If you are lucky the endangered Blue Mountain skink might pop its head up between the panels of one of the boardwalks and, on a good day, a variety of birds will also put in an appearance. Honeyeaters are drawn to the nectar-rich banksias found along the walk and the thin, raspy cries of Yellow-tailed Black Cockatoos haunt the high tops of the trees.
During the breeding season (September to January) a male Satin Bowerbird might also be observed at his bower arranging his collection of blue trinkets. They “think about blue like words” wrote the Australian poet David Campbell. It can take seven years for the male bird to fully develop its adult plumage, as deeply and intensely blue as the mountain valleys themselves often are.
Along the course of the creek there are quiet pools and shady retreats to accommodate the reflective walker and the water tumbles in several places over small waterfalls and cascades that become more pronounced the closer you get to the falls. Weeping Rock is perhaps the most famous of these, an image that featured on thousands of postcards at the end of the 19th century.
“With every step you take closer to the precipice”, wrote von Hugel, “the view opens up more, until you suddenly come to the edge of the chasm, over which the stream plunges with a rush”.
Following his walk to the falls, Darwin rode on to spend the night at the Scotch Thistle inn at Blackheath. While he only lunched at the Weatherboard on his outward trip, on returning from Bathurst six days later he “slept at the Weatherboard, and before dark took another walk to the amphitheatre”.
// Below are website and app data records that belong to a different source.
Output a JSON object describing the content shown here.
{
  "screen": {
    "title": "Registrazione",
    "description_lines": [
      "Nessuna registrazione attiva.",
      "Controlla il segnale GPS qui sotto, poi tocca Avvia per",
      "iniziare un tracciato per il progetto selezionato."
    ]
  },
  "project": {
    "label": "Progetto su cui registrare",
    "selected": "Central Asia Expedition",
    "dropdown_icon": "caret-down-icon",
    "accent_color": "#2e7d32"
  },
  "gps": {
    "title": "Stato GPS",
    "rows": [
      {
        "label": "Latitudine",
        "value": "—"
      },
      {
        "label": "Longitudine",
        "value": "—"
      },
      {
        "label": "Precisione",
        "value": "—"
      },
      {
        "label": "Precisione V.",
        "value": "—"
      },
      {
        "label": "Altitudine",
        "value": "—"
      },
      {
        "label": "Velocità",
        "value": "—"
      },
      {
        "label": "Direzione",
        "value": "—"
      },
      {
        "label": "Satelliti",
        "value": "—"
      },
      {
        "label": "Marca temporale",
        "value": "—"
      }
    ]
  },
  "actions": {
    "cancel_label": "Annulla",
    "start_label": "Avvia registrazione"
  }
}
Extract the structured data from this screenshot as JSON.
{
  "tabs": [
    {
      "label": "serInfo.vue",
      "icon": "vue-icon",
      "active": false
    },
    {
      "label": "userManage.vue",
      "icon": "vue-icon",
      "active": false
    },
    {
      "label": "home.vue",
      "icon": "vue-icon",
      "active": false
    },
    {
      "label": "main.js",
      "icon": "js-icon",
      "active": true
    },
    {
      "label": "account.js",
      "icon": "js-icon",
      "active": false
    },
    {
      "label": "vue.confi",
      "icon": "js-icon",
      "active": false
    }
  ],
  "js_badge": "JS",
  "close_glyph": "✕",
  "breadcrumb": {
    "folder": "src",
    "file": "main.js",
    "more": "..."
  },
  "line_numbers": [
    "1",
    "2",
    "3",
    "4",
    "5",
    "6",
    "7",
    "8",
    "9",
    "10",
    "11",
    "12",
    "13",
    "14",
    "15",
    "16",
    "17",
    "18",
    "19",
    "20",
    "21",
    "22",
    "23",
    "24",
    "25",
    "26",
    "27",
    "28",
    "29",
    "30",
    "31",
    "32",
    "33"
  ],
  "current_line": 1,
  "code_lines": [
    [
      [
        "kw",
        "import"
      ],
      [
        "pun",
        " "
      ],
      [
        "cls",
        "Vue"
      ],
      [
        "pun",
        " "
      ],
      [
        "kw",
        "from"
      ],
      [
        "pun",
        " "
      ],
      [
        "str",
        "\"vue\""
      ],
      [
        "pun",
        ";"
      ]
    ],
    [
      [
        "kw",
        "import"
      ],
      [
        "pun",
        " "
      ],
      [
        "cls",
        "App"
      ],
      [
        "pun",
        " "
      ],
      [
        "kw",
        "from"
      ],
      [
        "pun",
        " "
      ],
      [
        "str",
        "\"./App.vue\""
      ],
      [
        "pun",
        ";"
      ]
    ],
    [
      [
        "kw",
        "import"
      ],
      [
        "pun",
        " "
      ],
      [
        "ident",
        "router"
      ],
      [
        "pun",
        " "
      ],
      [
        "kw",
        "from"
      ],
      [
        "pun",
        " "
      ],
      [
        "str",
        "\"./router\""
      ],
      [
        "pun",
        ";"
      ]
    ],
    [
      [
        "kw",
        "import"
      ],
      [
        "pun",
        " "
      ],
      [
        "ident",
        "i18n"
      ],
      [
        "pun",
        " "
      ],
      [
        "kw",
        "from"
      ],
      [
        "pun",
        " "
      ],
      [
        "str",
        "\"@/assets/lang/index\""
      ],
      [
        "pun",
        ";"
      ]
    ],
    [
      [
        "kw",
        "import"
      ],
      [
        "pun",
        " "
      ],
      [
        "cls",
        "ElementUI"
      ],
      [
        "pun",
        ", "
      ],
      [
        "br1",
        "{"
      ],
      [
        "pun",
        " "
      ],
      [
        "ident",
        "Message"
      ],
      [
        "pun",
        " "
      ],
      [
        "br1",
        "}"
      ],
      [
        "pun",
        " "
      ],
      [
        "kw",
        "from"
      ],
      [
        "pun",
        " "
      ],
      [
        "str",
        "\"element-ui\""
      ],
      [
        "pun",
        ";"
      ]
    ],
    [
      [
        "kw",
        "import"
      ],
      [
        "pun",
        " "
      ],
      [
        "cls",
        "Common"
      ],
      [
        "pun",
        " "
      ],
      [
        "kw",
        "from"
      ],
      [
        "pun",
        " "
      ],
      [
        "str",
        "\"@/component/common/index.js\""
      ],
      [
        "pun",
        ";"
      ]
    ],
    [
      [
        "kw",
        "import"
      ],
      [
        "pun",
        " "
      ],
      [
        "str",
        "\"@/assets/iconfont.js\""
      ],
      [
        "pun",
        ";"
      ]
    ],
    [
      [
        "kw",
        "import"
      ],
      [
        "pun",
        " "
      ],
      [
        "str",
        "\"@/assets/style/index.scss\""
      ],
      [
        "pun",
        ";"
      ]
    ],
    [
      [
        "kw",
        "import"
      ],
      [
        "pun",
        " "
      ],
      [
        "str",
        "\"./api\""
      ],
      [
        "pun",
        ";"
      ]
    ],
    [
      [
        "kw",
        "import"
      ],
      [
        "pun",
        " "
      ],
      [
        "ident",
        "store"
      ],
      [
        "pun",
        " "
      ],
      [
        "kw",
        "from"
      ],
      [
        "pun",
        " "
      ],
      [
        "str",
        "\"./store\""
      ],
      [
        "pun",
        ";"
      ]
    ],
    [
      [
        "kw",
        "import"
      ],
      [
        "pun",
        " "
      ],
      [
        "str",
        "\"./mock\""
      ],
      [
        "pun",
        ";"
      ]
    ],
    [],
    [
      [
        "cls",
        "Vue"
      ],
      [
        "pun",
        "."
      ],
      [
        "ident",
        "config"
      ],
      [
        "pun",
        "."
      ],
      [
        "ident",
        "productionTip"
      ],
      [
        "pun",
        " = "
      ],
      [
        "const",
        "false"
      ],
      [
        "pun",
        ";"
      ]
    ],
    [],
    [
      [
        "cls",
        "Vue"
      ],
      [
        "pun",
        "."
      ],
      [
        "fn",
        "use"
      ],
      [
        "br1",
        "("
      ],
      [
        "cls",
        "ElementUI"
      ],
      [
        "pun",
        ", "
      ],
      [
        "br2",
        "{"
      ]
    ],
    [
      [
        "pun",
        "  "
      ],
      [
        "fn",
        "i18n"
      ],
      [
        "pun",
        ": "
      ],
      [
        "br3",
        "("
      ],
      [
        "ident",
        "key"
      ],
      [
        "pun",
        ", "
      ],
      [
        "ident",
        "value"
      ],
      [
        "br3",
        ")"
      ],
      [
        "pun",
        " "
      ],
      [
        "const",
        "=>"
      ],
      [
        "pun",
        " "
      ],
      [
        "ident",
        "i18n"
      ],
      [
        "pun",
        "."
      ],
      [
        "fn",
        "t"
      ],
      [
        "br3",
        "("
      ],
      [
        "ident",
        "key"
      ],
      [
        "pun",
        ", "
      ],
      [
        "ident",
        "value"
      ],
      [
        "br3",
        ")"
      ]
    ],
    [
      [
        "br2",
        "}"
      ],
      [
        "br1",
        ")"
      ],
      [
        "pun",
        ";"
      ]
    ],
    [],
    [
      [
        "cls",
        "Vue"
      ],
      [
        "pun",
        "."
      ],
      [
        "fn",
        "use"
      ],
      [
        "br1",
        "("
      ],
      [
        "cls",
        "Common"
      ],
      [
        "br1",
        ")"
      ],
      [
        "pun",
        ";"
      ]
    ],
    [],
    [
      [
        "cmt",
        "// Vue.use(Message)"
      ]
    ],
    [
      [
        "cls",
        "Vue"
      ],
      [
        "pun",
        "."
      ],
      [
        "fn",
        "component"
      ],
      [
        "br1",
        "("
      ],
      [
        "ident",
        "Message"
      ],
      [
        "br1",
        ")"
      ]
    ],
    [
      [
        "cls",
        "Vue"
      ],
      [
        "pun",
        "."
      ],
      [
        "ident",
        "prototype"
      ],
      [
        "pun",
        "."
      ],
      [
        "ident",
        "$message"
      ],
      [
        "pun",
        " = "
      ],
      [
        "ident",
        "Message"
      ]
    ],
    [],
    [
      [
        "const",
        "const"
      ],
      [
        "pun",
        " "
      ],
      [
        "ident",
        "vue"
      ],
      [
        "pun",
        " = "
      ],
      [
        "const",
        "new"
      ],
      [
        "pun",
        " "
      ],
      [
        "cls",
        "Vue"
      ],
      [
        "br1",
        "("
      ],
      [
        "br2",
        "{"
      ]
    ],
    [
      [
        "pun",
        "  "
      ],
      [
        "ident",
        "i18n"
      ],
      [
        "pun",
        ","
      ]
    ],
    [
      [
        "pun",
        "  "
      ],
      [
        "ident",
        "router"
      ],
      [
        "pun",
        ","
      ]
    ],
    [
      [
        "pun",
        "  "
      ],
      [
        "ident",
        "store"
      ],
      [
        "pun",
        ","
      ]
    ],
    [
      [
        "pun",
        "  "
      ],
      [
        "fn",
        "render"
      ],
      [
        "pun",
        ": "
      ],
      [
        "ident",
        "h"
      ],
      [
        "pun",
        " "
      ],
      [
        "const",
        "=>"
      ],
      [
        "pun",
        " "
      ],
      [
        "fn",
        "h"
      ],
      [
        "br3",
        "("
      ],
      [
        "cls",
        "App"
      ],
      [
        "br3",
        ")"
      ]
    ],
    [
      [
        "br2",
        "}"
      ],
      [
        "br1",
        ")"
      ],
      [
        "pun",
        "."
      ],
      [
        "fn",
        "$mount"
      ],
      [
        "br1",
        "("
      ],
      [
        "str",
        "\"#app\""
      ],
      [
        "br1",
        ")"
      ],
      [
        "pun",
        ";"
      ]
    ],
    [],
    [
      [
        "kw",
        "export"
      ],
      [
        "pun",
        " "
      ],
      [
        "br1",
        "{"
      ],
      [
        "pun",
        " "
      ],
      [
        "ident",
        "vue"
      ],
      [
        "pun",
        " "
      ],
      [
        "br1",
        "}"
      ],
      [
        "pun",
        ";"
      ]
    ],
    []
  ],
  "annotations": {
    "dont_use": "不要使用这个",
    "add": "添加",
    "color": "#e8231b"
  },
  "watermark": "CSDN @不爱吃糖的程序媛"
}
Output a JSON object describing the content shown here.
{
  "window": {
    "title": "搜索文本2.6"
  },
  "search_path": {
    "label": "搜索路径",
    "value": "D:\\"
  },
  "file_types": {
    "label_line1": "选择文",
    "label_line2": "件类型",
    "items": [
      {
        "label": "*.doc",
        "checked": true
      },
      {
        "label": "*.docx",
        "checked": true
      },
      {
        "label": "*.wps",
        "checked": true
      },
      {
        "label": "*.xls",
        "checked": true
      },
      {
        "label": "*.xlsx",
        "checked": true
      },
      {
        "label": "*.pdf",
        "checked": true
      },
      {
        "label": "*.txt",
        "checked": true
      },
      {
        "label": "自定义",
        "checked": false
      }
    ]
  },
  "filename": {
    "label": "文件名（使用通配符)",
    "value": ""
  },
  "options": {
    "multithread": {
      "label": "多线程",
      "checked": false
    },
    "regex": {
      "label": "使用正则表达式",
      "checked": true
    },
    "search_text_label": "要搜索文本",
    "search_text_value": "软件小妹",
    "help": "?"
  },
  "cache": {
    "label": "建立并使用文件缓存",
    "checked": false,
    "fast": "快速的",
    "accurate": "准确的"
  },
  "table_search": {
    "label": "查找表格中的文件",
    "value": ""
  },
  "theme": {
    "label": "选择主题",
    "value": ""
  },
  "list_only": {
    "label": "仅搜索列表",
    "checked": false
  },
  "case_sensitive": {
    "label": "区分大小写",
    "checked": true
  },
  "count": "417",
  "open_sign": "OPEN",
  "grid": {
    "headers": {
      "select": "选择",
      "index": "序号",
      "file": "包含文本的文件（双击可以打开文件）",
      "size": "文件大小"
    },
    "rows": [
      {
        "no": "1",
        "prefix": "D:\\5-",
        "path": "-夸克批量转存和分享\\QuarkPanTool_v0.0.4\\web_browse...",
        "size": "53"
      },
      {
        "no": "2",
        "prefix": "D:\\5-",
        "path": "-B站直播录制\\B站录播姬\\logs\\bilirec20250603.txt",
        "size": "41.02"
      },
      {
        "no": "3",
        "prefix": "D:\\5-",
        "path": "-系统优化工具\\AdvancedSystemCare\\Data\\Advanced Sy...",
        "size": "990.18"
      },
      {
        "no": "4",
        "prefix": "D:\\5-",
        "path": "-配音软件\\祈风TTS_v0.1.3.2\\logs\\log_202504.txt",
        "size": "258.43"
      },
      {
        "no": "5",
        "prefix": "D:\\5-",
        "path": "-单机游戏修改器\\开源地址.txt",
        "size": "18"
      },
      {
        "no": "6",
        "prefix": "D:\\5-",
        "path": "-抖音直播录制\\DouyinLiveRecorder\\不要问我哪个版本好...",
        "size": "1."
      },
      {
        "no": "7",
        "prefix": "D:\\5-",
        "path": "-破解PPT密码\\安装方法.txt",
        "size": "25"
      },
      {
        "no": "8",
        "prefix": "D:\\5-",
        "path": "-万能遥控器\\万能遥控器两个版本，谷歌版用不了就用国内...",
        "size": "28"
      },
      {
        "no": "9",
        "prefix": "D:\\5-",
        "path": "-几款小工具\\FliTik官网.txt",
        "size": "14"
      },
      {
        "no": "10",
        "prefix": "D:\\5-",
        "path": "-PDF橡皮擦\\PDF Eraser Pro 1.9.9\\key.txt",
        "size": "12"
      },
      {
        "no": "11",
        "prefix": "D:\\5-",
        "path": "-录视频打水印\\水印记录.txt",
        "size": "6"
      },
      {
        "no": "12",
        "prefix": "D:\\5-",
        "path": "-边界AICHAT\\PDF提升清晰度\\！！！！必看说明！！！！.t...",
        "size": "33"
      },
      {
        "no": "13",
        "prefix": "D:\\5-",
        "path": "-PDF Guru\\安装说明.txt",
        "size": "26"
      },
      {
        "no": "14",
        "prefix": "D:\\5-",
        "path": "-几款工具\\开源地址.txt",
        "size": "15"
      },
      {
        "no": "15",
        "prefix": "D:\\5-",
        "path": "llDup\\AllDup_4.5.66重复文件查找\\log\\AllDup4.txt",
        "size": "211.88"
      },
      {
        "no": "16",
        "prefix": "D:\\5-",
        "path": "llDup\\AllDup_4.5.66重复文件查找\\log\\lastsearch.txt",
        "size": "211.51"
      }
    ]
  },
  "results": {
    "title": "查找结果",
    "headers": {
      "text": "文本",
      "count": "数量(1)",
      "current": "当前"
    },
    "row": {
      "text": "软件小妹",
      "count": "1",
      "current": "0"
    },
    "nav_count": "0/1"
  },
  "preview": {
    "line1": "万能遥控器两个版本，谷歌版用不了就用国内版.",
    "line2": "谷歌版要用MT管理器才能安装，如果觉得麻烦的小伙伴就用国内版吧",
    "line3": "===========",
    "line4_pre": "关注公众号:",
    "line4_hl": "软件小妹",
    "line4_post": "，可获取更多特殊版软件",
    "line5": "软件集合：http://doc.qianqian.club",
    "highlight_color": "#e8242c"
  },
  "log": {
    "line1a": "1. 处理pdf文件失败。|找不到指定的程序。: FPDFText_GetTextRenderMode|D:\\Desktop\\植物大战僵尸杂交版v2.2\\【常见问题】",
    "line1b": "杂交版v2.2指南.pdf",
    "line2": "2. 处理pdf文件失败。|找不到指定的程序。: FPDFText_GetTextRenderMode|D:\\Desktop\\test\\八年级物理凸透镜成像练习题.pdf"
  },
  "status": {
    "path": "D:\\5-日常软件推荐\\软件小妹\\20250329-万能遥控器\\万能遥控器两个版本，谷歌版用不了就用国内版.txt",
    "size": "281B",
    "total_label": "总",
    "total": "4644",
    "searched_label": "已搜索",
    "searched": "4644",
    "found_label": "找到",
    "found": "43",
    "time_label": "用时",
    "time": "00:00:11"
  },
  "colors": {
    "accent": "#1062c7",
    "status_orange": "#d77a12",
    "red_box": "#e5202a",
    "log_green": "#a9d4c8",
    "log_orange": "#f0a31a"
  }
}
I have now walked in Darwin’s steps on numerous occasions and in all weather, in the heat of summer (as he himself did) and on days of cold, drizzling rain. While the modern Darwin’s Walk begins through a grand entrance in Wilson Park, on the southern side of the Great Western Highway, I think it always preferable to start where Darwin himself did, at the site of The Weatherboard Inn. On a warm day the spreading branches of the Darwin Tree create a pool of shade, a good place to reflect for a moment and adjust the mind to nature and past times. A good way to begin an hour or two in the company of the great naturalist!
© John Low
To read more about Charles Darwin’s, Louisa Meredith’s and Baron Charles Von Hugel’s journeys over the Blue Mountains to Bathurst:
DARWIN, Charles. “A Journey to Bathurst in January, 1836”, in George Mackaness ed. Fourteen Journeys over the Blue Mountains of New South Wales 1813-1841, Sydney: Horwitz-Grahame, 1965.
MEREDITH, Mrs. Charles. Notes and Sketches of New South Wales, During a Residence in the Colony from 1839 to 1844, Sydney: Ure Smith, 1974.
VON HUGEL, Baron Charles. New Holland Journal: November 1833-October 1834, Melbourne: MUP/Miegunyah Press, 1994. Translated & edited by Dymphna Clark.